# TASK TO COMPLETE:
Copy every line of the records exactly, without including the images.

Stored entries:
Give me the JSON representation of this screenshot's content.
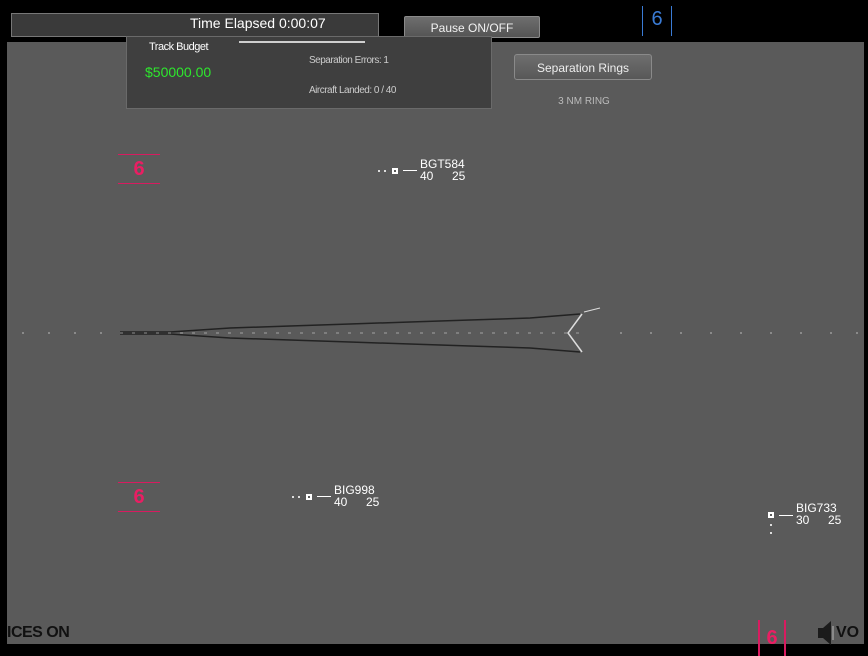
{
  "header": {
    "time_label": "Time Elapsed  0:00:07",
    "pause_label": "Pause ON/OFF",
    "sector_count": "6"
  },
  "budget": {
    "title": "Track Budget",
    "value": "$50000.00",
    "line1": "Separation Errors: 1",
    "line2": "Aircraft Landed: 0 / 40"
  },
  "controls": {
    "separation_label": "Separation Rings",
    "nm_label": "3 NM RING"
  },
  "markers": {
    "left_top": "6",
    "left_bottom": "6",
    "bottom_right": "6"
  },
  "aircraft": [
    {
      "callsign": "BGT584",
      "alt": "40",
      "speed": "25"
    },
    {
      "callsign": "BIG998",
      "alt": "40",
      "speed": "25"
    },
    {
      "callsign": "BIG733",
      "alt": "30",
      "speed": "25"
    }
  ],
  "footer": {
    "voices_label": "ICES ON",
    "volume_label": "VO"
  },
  "colors": {
    "background": "#5a5a5a",
    "budget_green": "#2ee62e",
    "sector_blue": "#3a7bd5",
    "marker_pink": "#e91e63"
  },
  "icons": {
    "speaker": "speaker-icon",
    "aircraft": "aircraft-symbol-icon",
    "runway": "runway-approach-icon"
  }
}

# TASK SOLUTION:
Give me the JSON representation of this screenshot's content.
{
  "header": {
    "time_label": "Time Elapsed  0:00:07",
    "pause_label": "Pause ON/OFF",
    "sector_count": "6"
  },
  "budget": {
    "title": "Track Budget",
    "value": "$50000.00",
    "line1": "Separation Errors: 1",
    "line2": "Aircraft Landed: 0 / 40"
  },
  "controls": {
    "separation_label": "Separation Rings",
    "nm_label": "3 NM RING"
  },
  "markers": {
    "left_top": "6",
    "left_bottom": "6",
    "bottom_right": "6"
  },
  "aircraft": [
    {
      "callsign": "BGT584",
      "alt": "40",
      "speed": "25"
    },
    {
      "callsign": "BIG998",
      "alt": "40",
      "speed": "25"
    },
    {
      "callsign": "BIG733",
      "alt": "30",
      "speed": "25"
    }
  ],
  "footer": {
    "voices_label": "ICES ON",
    "volume_label": "VO"
  },
  "colors": {
    "background": "#5a5a5a",
    "budget_green": "#2ee62e",
    "sector_blue": "#3a7bd5",
    "marker_pink": "#e91e63"
  },
  "icons": {
    "speaker": "speaker-icon",
    "aircraft": "aircraft-symbol-icon",
    "runway": "runway-approach-icon"
  }
}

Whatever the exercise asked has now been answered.